Exercise data =>
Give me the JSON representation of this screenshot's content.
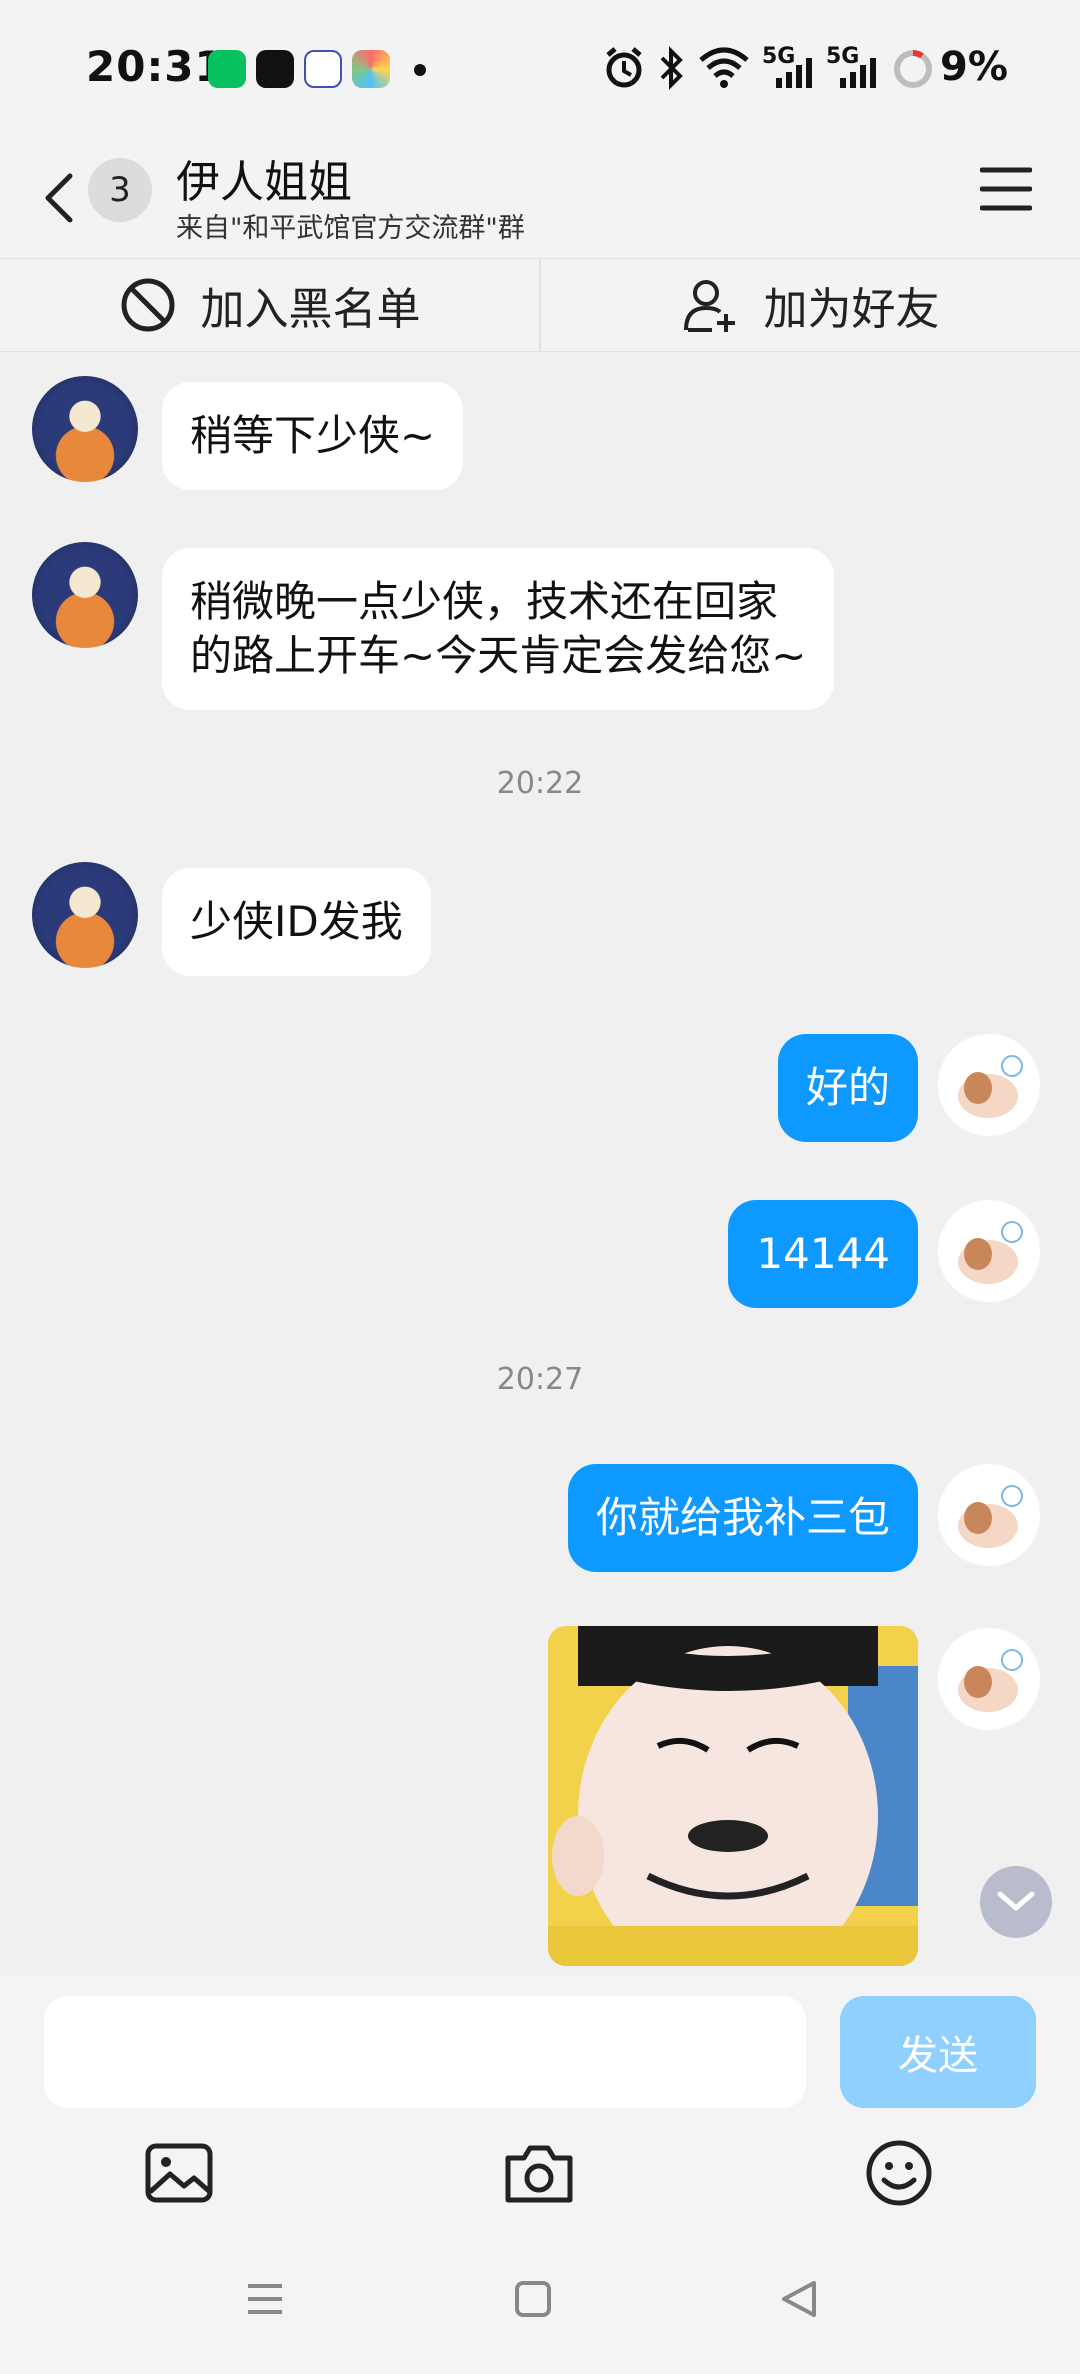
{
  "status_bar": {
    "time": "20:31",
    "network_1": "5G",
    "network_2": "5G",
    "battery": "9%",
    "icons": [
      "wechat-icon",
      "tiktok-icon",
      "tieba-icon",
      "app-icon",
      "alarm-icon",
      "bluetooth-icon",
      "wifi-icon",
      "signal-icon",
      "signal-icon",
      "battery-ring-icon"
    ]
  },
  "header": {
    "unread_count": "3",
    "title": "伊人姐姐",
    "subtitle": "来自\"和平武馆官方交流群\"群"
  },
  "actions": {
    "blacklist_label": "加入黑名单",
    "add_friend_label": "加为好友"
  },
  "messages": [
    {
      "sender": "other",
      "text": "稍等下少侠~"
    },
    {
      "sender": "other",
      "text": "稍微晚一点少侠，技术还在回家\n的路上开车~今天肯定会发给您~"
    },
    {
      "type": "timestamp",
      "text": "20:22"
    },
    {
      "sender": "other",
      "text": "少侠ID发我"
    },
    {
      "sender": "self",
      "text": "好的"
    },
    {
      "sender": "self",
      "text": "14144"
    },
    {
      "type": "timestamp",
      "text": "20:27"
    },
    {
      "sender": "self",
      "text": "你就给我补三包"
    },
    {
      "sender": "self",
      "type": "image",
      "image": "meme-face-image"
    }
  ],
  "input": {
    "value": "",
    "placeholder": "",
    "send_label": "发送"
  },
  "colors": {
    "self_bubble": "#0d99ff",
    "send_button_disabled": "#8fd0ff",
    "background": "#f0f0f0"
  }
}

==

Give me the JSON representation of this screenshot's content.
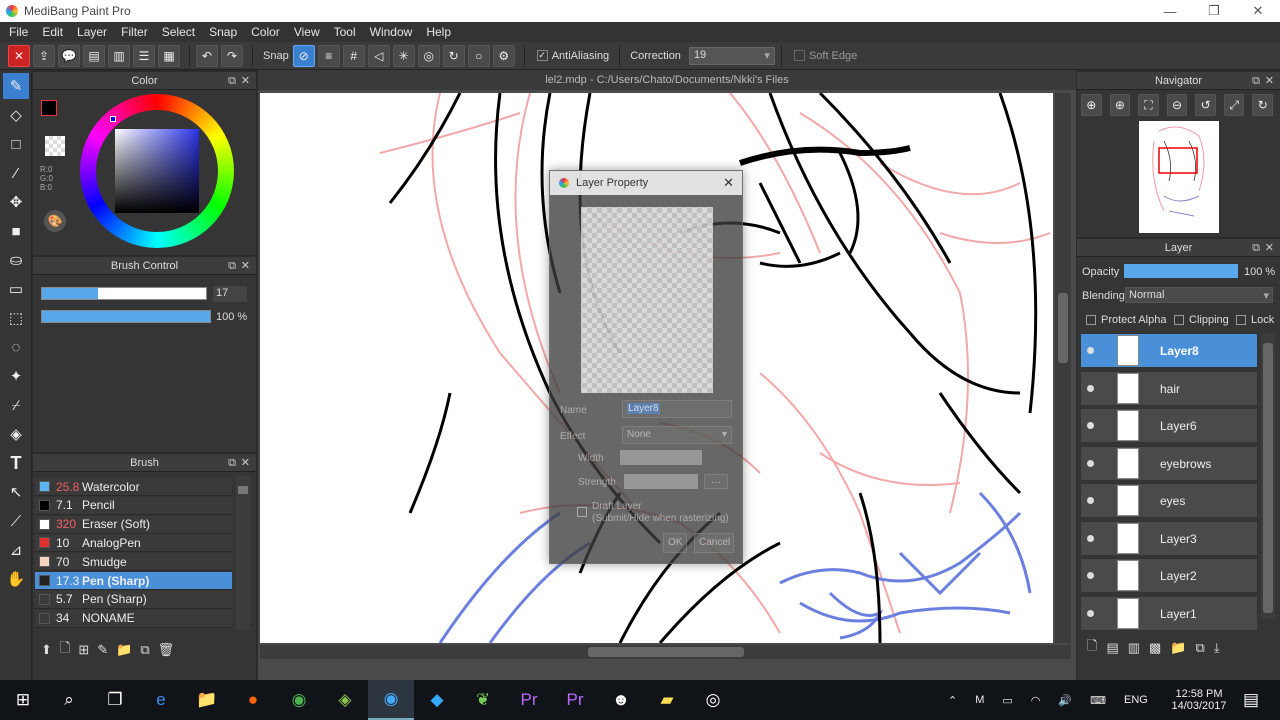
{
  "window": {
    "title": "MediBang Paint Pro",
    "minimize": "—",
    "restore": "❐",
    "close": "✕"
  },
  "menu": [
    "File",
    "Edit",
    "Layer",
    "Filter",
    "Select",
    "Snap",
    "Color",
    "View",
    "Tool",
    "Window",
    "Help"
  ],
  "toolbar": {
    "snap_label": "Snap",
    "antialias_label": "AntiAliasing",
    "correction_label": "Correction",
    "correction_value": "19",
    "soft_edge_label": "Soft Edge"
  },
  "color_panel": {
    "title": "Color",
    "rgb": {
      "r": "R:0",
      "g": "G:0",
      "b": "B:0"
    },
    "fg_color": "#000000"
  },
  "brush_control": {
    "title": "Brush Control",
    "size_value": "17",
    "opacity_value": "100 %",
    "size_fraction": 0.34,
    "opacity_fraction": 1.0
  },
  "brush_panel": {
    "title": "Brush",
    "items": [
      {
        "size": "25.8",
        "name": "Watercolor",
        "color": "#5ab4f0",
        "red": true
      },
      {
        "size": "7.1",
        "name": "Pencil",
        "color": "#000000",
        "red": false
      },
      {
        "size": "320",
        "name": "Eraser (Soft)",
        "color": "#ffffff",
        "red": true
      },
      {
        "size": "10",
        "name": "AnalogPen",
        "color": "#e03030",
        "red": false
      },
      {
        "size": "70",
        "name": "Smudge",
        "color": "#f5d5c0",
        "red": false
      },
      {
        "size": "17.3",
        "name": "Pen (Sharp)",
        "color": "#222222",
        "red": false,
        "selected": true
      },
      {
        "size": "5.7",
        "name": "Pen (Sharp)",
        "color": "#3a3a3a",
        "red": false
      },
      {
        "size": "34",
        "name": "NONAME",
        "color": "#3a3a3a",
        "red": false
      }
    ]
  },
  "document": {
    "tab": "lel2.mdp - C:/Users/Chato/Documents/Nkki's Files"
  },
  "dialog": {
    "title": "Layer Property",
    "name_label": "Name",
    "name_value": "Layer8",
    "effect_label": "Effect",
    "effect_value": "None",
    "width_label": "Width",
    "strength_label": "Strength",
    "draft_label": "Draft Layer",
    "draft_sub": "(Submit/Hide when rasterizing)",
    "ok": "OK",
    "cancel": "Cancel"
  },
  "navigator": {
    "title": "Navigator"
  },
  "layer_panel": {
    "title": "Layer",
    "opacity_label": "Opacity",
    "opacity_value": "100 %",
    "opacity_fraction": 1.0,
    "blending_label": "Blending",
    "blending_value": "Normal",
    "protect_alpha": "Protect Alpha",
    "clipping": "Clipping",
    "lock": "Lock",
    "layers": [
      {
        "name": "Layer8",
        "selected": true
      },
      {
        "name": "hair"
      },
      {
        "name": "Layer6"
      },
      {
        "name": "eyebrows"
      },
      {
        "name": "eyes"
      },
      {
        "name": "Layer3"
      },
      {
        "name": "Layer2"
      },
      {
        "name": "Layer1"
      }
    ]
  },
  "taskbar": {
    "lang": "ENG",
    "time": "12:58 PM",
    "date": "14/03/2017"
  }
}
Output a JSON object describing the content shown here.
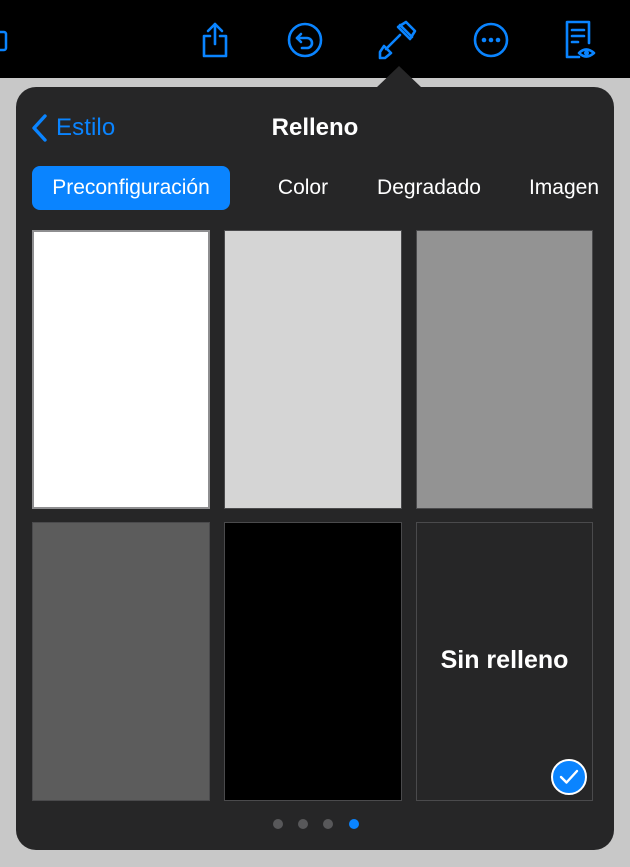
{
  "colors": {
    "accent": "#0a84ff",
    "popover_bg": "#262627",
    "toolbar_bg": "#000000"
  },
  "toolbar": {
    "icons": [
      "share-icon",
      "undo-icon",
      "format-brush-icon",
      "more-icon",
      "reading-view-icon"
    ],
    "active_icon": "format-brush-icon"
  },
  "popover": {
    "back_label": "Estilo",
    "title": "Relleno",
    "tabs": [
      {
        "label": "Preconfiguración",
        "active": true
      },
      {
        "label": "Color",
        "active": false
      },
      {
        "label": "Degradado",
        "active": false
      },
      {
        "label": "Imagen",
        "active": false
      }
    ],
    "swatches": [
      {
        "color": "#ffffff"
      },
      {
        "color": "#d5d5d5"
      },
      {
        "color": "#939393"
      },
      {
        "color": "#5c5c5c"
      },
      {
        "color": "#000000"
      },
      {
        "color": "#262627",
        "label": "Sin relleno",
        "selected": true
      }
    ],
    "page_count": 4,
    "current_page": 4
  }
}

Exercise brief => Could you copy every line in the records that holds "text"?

Your solution =>
      "text": "稍等下少侠~"
      "text": "稍微晚一点少侠，技术还在回家\n的路上开车~今天肯定会发给您~"
      "text": "20:22"
      "text": "少侠ID发我"
      "text": "好的"
      "text": "14144"
      "text": "20:27"
      "text": "你就给我补三包"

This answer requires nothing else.